- **PROVIDED DATA**:
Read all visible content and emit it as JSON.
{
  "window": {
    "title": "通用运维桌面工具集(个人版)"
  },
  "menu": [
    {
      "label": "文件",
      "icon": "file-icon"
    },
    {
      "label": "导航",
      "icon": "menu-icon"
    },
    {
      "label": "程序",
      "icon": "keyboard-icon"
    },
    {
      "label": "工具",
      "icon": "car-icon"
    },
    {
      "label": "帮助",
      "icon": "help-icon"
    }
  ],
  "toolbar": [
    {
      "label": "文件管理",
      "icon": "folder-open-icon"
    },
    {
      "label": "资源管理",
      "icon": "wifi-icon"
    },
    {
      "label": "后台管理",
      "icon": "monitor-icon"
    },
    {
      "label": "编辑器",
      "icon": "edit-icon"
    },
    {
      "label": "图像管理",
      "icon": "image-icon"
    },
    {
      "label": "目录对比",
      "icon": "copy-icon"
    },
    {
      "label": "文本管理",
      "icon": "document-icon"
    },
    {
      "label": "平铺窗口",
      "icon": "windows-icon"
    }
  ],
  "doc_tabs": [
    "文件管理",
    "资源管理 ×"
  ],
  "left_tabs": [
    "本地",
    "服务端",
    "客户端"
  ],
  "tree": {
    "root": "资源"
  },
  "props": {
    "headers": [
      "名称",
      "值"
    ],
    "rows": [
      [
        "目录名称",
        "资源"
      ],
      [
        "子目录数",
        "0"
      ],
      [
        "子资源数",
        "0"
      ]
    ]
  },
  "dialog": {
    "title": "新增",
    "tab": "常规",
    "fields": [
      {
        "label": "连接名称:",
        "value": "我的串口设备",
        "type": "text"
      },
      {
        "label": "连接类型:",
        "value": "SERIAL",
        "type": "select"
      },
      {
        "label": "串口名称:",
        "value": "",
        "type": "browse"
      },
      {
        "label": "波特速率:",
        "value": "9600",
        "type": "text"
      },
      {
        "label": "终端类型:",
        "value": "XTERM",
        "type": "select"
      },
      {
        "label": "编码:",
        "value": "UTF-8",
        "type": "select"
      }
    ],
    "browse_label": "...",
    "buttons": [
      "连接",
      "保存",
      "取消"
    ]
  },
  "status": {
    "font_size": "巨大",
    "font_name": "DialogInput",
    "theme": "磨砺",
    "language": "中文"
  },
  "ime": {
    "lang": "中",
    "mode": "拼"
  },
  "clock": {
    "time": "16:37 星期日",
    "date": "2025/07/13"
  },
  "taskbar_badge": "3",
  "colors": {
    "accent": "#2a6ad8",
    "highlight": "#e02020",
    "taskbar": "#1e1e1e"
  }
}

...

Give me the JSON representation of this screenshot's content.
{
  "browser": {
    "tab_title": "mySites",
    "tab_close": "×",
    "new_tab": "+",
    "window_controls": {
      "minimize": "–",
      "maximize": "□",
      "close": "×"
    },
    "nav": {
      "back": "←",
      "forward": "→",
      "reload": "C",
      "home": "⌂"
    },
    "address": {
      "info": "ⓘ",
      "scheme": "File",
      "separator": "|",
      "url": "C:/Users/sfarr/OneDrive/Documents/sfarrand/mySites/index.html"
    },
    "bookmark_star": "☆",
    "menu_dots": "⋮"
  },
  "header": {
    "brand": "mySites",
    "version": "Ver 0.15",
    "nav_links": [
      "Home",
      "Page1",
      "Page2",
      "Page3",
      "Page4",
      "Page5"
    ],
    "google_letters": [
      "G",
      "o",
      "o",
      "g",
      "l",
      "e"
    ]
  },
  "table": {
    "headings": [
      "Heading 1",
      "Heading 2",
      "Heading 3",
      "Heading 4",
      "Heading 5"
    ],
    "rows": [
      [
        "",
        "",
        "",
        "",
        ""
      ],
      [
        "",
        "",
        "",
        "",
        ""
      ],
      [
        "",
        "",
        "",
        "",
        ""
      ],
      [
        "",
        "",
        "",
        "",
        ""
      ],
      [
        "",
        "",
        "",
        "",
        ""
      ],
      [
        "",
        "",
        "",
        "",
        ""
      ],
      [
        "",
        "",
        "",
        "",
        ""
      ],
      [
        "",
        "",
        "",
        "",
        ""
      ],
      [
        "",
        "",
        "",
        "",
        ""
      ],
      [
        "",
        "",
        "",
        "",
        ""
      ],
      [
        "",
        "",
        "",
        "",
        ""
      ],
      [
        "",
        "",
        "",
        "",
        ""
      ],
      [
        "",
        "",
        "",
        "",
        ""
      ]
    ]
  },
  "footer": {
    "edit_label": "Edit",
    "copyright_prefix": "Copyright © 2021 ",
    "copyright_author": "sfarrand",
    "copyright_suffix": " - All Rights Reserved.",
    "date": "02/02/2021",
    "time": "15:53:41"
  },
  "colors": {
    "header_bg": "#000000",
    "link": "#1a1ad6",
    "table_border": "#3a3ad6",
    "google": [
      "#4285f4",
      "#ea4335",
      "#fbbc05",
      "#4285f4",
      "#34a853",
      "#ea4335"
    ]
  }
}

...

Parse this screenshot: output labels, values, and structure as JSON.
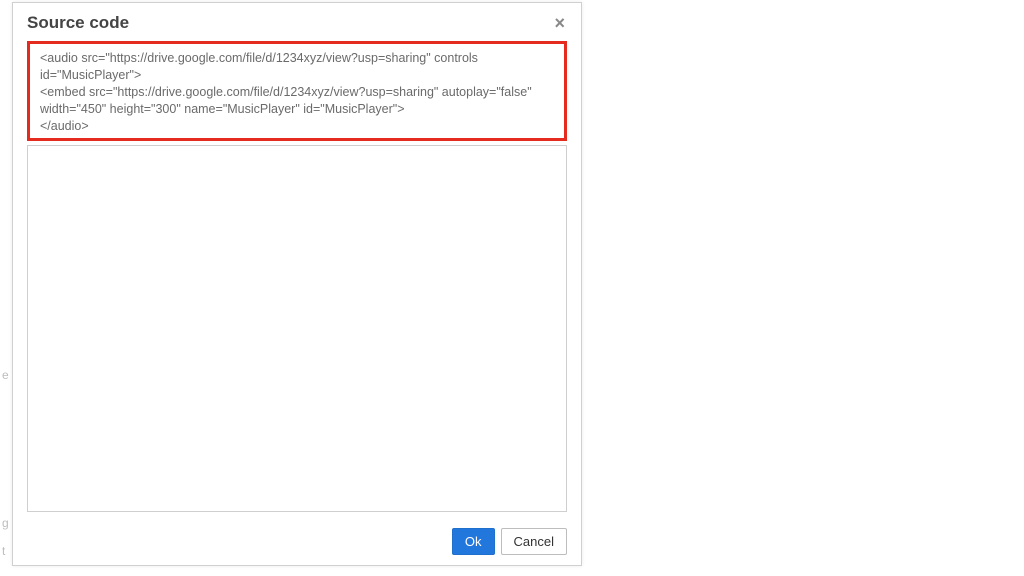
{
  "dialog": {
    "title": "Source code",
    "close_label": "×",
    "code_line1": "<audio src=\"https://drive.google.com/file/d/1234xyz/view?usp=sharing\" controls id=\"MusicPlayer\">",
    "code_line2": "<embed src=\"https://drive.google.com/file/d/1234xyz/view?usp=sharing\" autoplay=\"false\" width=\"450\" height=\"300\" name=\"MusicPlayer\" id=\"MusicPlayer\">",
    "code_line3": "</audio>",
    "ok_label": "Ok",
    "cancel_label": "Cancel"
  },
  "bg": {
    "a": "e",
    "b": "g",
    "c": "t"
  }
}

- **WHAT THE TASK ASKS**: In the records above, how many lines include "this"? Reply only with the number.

- **PROBLEM SOLUTION**: 2